My Father Edward fondly known as Ted Carson was the youngest of 5 children born in Hobart Tasmania in 1927.
Dad always had what he called his “wonky shoulder” having no idea of what was actually wrong with him, never having spoken about this with his doctor; he just got on and worked hard at everything that he did, compensating or being inventive to do what he needed to do as his muscles began to let him down.
It was not until my son Ben, at the age of 15 started having problems (he did karate at an elite level, and thought that he had an injury) and was placed under the care of a sports physiotherapist, who suspected that there was more to this supposed injury than met the eye and referred him to a Sports Physician; after some testing the devastating diagnosis of FSHD was found.

Of course this opened up a huge can of worms and also shed light on problems other members of the family had or were encountering.
From my father’s direct family, it would appear that at least two and possibly three siblings were affected by FSHD to varying degrees, two girls and Dad; one girl (Cecelia) severely disabled, although she did live into her sixties, was affected from her mid-teens. Cecelia lost the ability to walk unaided when she was quite young but as she never went to a doctor until she was in her late 50s, noone knew what was wrong with her and even when she entered an aged care facility there was still no definitive diagnosis of her condition.

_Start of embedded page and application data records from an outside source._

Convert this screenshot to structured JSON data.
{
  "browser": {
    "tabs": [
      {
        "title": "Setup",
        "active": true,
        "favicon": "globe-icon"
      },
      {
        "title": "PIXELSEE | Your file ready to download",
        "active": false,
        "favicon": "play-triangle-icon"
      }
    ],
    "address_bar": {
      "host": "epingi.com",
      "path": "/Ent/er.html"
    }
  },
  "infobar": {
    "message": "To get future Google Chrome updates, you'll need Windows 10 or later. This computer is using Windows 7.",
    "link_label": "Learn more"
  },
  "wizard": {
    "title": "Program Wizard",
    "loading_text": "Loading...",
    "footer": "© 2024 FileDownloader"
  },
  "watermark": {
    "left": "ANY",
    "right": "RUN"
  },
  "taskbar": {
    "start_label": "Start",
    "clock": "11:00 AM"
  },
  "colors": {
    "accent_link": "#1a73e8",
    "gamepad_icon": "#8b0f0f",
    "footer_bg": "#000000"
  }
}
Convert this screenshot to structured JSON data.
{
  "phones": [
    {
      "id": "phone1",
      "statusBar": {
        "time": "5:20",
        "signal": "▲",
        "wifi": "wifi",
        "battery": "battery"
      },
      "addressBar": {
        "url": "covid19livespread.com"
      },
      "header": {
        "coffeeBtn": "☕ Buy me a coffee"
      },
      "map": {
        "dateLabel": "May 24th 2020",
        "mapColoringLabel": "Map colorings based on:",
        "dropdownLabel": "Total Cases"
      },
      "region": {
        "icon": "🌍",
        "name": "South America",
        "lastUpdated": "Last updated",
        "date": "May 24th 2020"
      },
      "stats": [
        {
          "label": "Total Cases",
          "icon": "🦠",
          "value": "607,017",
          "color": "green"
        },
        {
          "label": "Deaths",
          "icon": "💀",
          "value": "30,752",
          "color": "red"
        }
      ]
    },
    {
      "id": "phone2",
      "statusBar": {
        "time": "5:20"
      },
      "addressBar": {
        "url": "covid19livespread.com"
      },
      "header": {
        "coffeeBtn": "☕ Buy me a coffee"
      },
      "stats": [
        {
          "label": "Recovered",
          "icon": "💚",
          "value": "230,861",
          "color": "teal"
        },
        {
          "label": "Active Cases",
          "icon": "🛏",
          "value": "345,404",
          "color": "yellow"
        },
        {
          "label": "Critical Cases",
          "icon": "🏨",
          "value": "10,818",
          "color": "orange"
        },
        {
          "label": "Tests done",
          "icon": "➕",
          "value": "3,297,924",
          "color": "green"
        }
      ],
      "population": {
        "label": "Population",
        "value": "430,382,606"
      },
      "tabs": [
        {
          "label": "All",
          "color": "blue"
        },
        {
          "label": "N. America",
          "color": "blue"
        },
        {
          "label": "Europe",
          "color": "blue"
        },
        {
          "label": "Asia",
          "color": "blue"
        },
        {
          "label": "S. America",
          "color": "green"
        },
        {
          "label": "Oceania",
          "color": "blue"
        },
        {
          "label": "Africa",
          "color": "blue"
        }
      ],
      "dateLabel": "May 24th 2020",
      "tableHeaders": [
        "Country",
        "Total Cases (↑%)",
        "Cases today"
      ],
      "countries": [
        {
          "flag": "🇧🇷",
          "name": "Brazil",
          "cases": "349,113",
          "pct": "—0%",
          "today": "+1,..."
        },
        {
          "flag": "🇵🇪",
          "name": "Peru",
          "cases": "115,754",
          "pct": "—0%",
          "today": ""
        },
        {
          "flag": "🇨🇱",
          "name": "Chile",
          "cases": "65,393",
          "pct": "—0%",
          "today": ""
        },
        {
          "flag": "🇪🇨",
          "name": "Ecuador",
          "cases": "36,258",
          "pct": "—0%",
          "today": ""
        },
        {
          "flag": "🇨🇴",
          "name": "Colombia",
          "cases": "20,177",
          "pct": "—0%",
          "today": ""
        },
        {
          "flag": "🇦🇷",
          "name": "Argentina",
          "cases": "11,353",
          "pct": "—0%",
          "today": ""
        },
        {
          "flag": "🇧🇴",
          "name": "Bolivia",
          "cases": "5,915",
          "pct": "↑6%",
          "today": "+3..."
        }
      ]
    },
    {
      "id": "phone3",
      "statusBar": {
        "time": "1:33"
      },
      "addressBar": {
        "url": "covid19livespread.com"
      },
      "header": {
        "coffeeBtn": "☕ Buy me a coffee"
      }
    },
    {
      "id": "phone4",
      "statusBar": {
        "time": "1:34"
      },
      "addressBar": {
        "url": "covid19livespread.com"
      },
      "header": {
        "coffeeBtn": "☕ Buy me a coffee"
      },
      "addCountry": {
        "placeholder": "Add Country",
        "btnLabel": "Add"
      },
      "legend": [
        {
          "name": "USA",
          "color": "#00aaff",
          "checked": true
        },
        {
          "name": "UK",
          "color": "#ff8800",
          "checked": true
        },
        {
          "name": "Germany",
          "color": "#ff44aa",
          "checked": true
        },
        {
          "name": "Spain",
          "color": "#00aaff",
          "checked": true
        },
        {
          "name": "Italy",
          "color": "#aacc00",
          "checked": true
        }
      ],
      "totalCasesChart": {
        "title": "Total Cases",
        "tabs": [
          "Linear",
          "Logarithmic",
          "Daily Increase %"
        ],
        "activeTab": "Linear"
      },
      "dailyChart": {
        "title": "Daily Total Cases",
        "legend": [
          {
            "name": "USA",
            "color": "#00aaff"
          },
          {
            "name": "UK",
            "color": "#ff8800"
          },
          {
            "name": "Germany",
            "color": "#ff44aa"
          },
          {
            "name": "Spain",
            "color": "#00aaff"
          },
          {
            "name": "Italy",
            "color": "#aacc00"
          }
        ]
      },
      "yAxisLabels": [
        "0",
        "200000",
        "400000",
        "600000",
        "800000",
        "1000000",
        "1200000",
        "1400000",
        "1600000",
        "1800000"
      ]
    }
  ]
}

When Dad got married he and Mum had two daughters, both of us carrying that defective gene. My sister is affected moderately to severely where as I, until recent times have had only minor symptoms. (I am now 60 years of age). My sister Kathryn had two daughters neither of them having the defective gene.

I have three children a girl and two boys. My daughter is free of the disease but both my sons are affected. My elder son, Rodney, much like me with very minimal symptoms where as my youngest son, Ben who is now 34 has been showing symptoms since his early teens. Although Dad lived to 87, the last 10-15 years were very difficult for him and the end of his life found him totally incapacitated.

It is my hope that some treatment will become available for my sister and son before they find themselves in the same situation as my Dad. Thanks to the fantastic research that is being conducted into FSHD and the resultant genetic testing that is now available, part of our family story with FSHD does have a happy ending.

When Rodney (my eldest son) and his wife decided to start their family, little or no thought was given to FSHD and the impact it may have had on their children. It was only when fertility issues arose and IVF became necessary for them to conceive a child that the option of Genetic Screening was raised. They were living in New Zealand at the time but travelled to Sydney IVF and started a journey that has been long, with a high cost not just financially but emotionally as well.
The result has been two beautiful daughters Olivia and Madeline) who are both FSHD free. When Ben (5 years younger than Rodney) and his wife Emily wanted to start their family they were very aware after following Rodney and Anita’s journey, and the fact that Emily is a Neonatal Intensive Care Nurse, that genetic selection was the only course for them also. Once again the family followed and supported them on this emotional and financially taxing journey, but the joy of them now having two beautiful sons (Connor 7 and Zack 5) free of FSHD makes it all worthwhile.

They have both donated affected embryos for research, which has eased some of the heartache that they have gone through. It meant so much to Dad to know that finally his family, who he had devoted his life to, was now free of this dreadful disease. It was a burden that weighed heavily on him when he understood that he had passed this disease on to his daughters and thus his grandsons; it has been a heartbreaking journey for us all, but also one to be grateful for. It is wonderful to see Olivia, Madeline, Connor and Zack thriving and I am so grateful to the wonderful science that enabled them to be free of FSHD.

I have since recalled that one of my cousins has FSHD therefore his mother, would have had been affect, confirming that 3 of the Dad’s siblings were affected.
They emigrated from the UK in the 1920s and on a visit to England in 1974 Dad met his cousin and to their surprise they both had this unexplained complaint.
It was not until many years later that we found out about FSHD. FSHD is so prevalent within my family and it would be interesting to know how many other families have such prevalence.

I continue to pray for a treatment for my sister and son and all people affected by this disease.

Marguerite Smith